The individual channels would *have* to be isolated from each other as-built. If they are not, then to be used on a series-connected set of cells, all of the series connections would have to be disconnected before you could even plug the channels into the cells. (or it would short them out). Since I don't imagine anyone would be doing that with their packs, I don't imagine it's actually designed so taht all channels ahve a common negative.

It is of course possible taht the first channel has it's negative connected to the ground of the source input. But as long as the source is completely independent from one unit to the next, and completley isolated from input to output, then there should not be a problem using mutiple units in series without dsconnecting the secitons of the pack from each other.

Having 6 separate chargers in the BC168 I was surprised and disappointed to find channel one negative is common to the power supply negative.
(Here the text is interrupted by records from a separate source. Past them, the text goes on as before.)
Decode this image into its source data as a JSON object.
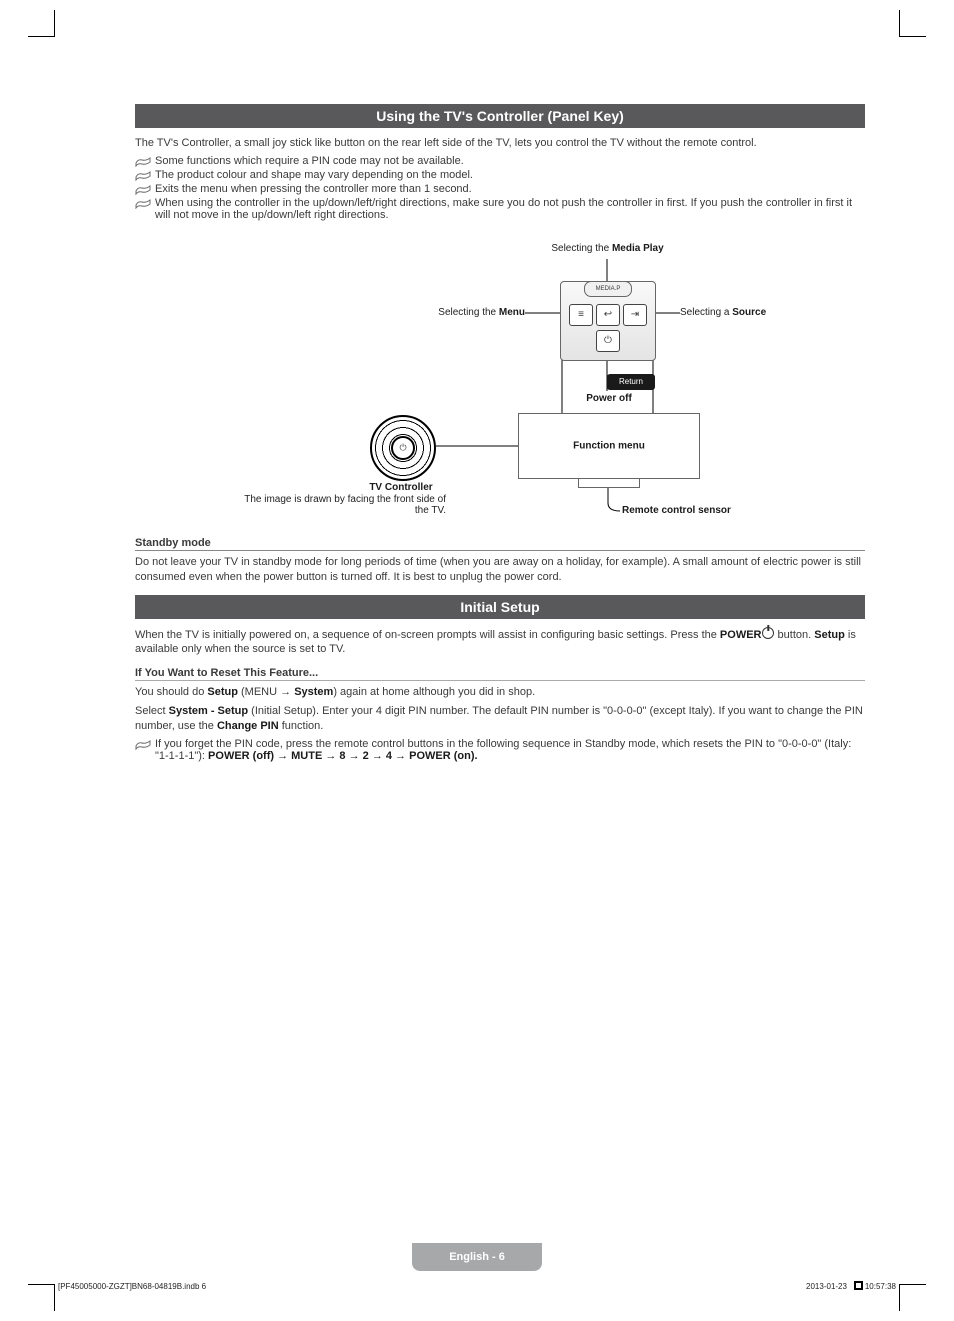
{
  "section1": {
    "title": "Using the TV's Controller (Panel Key)",
    "intro": "The TV's Controller, a small joy stick like button on the rear left side of the TV, lets you control the TV without the remote control.",
    "notes": [
      "Some functions which require a PIN code may not be available.",
      "The product colour and shape may vary depending on the model.",
      "Exits the menu when pressing the controller more than 1 second.",
      "When using the controller in the up/down/left/right directions, make sure you do not push the controller in first. If you push the controller in first it will not move in the up/down/left right directions."
    ],
    "diagram": {
      "media_play_pre": "Selecting the ",
      "media_play_b": "Media Play",
      "menu_pre": "Selecting the ",
      "menu_b": "Menu",
      "source_pre": "Selecting a ",
      "source_b": "Source",
      "return": "Return",
      "power_off": "Power off",
      "function_menu": "Function menu",
      "tv_controller": "TV Controller",
      "caption": "The image is drawn by facing the front side of the TV.",
      "remote_sensor": "Remote control sensor",
      "media_p_label": "MEDIA.P"
    }
  },
  "standby": {
    "heading": "Standby mode",
    "body": "Do not leave your TV in standby mode for long periods of time (when you are away on a holiday, for example). A small amount of electric power is still consumed even when the power button is turned off. It is best to unplug the power cord."
  },
  "section2": {
    "title": "Initial Setup",
    "body_pre": "When the TV is initially powered on, a sequence of on-screen prompts will assist in configuring basic settings. Press the ",
    "power_b": "POWER",
    "body_mid": " button. ",
    "setup_b": "Setup",
    "body_post": " is available only when the source is set to TV.",
    "reset_heading": "If You Want to Reset This Feature...",
    "reset_l1_pre": "You should do ",
    "reset_l1_setup": "Setup",
    "reset_l1_menu": " (MENU → ",
    "reset_l1_system": "System",
    "reset_l1_post": ") again at home although you did in shop.",
    "reset_l2_pre": "Select ",
    "reset_l2_sys_setup": "System - Setup",
    "reset_l2_mid": " (Initial Setup). Enter your 4 digit PIN number. The default PIN number is \"0-0-0-0\" (except Italy). If you want to change the PIN number, use the ",
    "reset_l2_changepin": "Change PIN",
    "reset_l2_post": " function.",
    "reset_note_pre": "If you forget the PIN code, press the remote control buttons in the following sequence in Standby mode, which resets the PIN to \"0-0-0-0\" (Italy: \"1-1-1-1\"): ",
    "reset_note_seq": "POWER (off) → MUTE → 8 → 2 → 4 → POWER (on)."
  },
  "footer": {
    "page_label": "English - 6",
    "left": "[PF45005000-ZGZT]BN68-04819B.indb   6",
    "right": "2013-01-23   ￼ 10:57:38"
  }
}
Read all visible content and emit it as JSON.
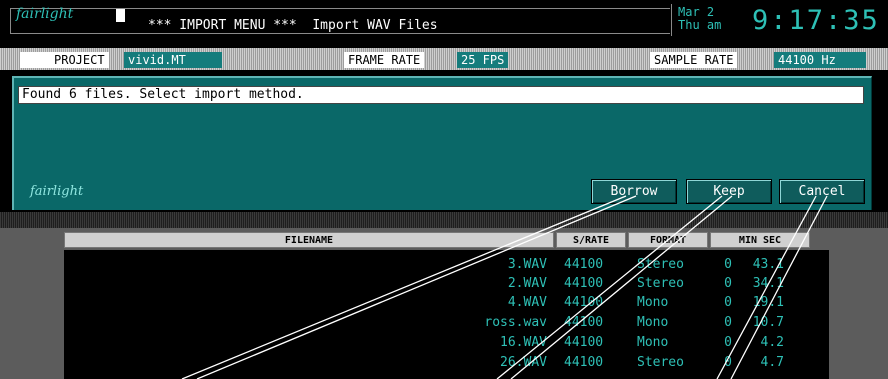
{
  "header": {
    "logo": "fairlight",
    "menu_title": "*** IMPORT MENU ***  Import WAV Files",
    "date_line1": "Mar 2",
    "date_line2": "Thu am",
    "clock": "9:17:35"
  },
  "info_bar": {
    "project_label": "PROJECT",
    "project_value": "vivid.MT",
    "frame_rate_label": "FRAME RATE",
    "frame_rate_value": "25 FPS",
    "sample_rate_label": "SAMPLE RATE",
    "sample_rate_value": "44100 Hz"
  },
  "dialog": {
    "message": "Found 6 files.  Select import method.",
    "logo": "fairlight",
    "buttons": {
      "borrow": "Borrow",
      "keep": "Keep",
      "cancel": "Cancel"
    }
  },
  "file_table": {
    "headers": {
      "filename": "FILENAME",
      "srate": "S/RATE",
      "format": "FORMAT",
      "minsec": "MIN SEC"
    },
    "rows": [
      {
        "filename": "3.WAV",
        "srate": "44100",
        "format": "Stereo",
        "min": "0",
        "sec": "43.1"
      },
      {
        "filename": "2.WAV",
        "srate": "44100",
        "format": "Stereo",
        "min": "0",
        "sec": "34.1"
      },
      {
        "filename": "4.WAV",
        "srate": "44100",
        "format": "Mono",
        "min": "0",
        "sec": "19.1"
      },
      {
        "filename": "ross.wav",
        "srate": "44100",
        "format": "Mono",
        "min": "0",
        "sec": "10.7"
      },
      {
        "filename": "16.WAV",
        "srate": "44100",
        "format": "Mono",
        "min": "0",
        "sec": "4.2"
      },
      {
        "filename": "26.WAV",
        "srate": "44100",
        "format": "Stereo",
        "min": "0",
        "sec": "4.7"
      }
    ]
  },
  "colors": {
    "accent_teal": "#2ec0b6",
    "dialog_bg": "#0a6868",
    "value_bg": "#157c7c"
  }
}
That sucks and is likely the root of my problem. I thought having isolated power supplies to each BC168 would overcome that.
It should. If it does not, then there is still a connection between them somewhere. Find that and remove it, and shouldn't be a problem.

Lurkin   100 kW

100 kW
Posts: 1428
Joined: Jan 18 2015 4:31pm
Location: Melbourne, VIC, AUS

Re: Expected BMS Behaviour

Post by Lurkin » Jan 31 2019 7:26pm

What test do I conduct/ how do I know that the power supply ground is isolated from the charger?

If I use the bench ac to DC supply would it be testing continuity of GND on the AC wall plug to positive or negative of the DC output?

User avatar
amberwolf   100 GW

100 GW
Posts: 27854
Joined: Aug 17 2009 6:43am
Location: Phoenix, AZ, USA, Earth, Sol, Local Bubble, Orion Arm, Milky Way, Local Group
Contact:

Re: Expected BMS Behaviour

Post by amberwolf » Feb 13 2019 3:39pm

Lurkin wrote:
Jan 31 2019 7:26pm
What test do I conduct/ how do I know that the power supply ground is isolated from the charger?
Sorry I missed the question. :oops:

With everything unplugged from power, you can use an ohmmeter to measure continuity from each output wire to each input wire.

If I use the bench ac to DC supply would it be testing continuity of GND on the AC wall plug to positive or negative of the DC output?

Normally the only thing that *might* be connected is the AC ground to the DC ground, but occasionally I've had AC neutral connected to DC ground on PSUs that don't have a ground pin. :/ So testing all the inputs to all the outputs ensures you shouldn't have any worries on that score.

Lurkin   100 kW

100 kW
Posts: 1428
Joined: Jan 18 2015 4:31pm
Location: Melbourne, VIC, AUS

Re: Expected BMS Behaviour

Post by Lurkin » Feb 17 2019 11:38pm

All good, thanks AW, just need to find one to purchase now! 8)

Post Reply